• [Exercise input]
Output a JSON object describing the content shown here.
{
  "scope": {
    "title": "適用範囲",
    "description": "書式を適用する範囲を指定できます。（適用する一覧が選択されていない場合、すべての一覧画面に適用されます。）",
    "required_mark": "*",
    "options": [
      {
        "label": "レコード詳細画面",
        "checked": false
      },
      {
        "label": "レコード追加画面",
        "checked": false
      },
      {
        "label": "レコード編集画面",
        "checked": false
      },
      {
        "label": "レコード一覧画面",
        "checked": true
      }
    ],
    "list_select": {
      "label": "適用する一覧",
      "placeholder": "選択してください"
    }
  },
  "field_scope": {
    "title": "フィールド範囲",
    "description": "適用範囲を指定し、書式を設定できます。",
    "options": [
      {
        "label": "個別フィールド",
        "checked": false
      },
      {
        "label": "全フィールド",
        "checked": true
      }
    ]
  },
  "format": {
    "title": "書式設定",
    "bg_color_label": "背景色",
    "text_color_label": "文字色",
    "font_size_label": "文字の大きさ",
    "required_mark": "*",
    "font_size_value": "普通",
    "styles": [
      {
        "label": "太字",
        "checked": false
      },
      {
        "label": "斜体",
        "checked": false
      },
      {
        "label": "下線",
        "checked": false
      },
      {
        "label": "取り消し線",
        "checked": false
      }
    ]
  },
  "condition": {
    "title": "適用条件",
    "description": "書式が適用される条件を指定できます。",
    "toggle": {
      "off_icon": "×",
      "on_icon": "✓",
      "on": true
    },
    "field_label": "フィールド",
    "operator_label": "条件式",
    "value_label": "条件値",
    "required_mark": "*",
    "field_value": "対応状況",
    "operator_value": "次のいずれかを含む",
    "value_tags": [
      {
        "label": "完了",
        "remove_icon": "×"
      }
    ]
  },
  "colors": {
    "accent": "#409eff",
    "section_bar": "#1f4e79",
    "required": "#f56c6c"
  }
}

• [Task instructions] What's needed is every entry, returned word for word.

• [Answer space]
Output a JSON object describing the content shown here.
{
  "scope": {
    "title": "適用範囲",
    "description": "書式を適用する範囲を指定できます。（適用する一覧が選択されていない場合、すべての一覧画面に適用されます。）",
    "required_mark": "*",
    "options": [
      {
        "label": "レコード詳細画面",
        "checked": false
      },
      {
        "label": "レコード追加画面",
        "checked": false
      },
      {
        "label": "レコード編集画面",
        "checked": false
      },
      {
        "label": "レコード一覧画面",
        "checked": true
      }
    ],
    "list_select": {
      "label": "適用する一覧",
      "placeholder": "選択してください"
    }
  },
  "field_scope": {
    "title": "フィールド範囲",
    "description": "適用範囲を指定し、書式を設定できます。",
    "options": [
      {
        "label": "個別フィールド",
        "checked": false
      },
      {
        "label": "全フィールド",
        "checked": true
      }
    ]
  },
  "format": {
    "title": "書式設定",
    "bg_color_label": "背景色",
    "text_color_label": "文字色",
    "font_size_label": "文字の大きさ",
    "required_mark": "*",
    "font_size_value": "普通",
    "styles": [
      {
        "label": "太字",
        "checked": false
      },
      {
        "label": "斜体",
        "checked": false
      },
      {
        "label": "下線",
        "checked": false
      },
      {
        "label": "取り消し線",
        "checked": false
      }
    ]
  },
  "condition": {
    "title": "適用条件",
    "description": "書式が適用される条件を指定できます。",
    "toggle": {
      "off_icon": "×",
      "on_icon": "✓",
      "on": true
    },
    "field_label": "フィールド",
    "operator_label": "条件式",
    "value_label": "条件値",
    "required_mark": "*",
    "field_value": "対応状況",
    "operator_value": "次のいずれかを含む",
    "value_tags": [
      {
        "label": "完了",
        "remove_icon": "×"
      }
    ]
  },
  "colors": {
    "accent": "#409eff",
    "section_bar": "#1f4e79",
    "required": "#f56c6c"
  }
}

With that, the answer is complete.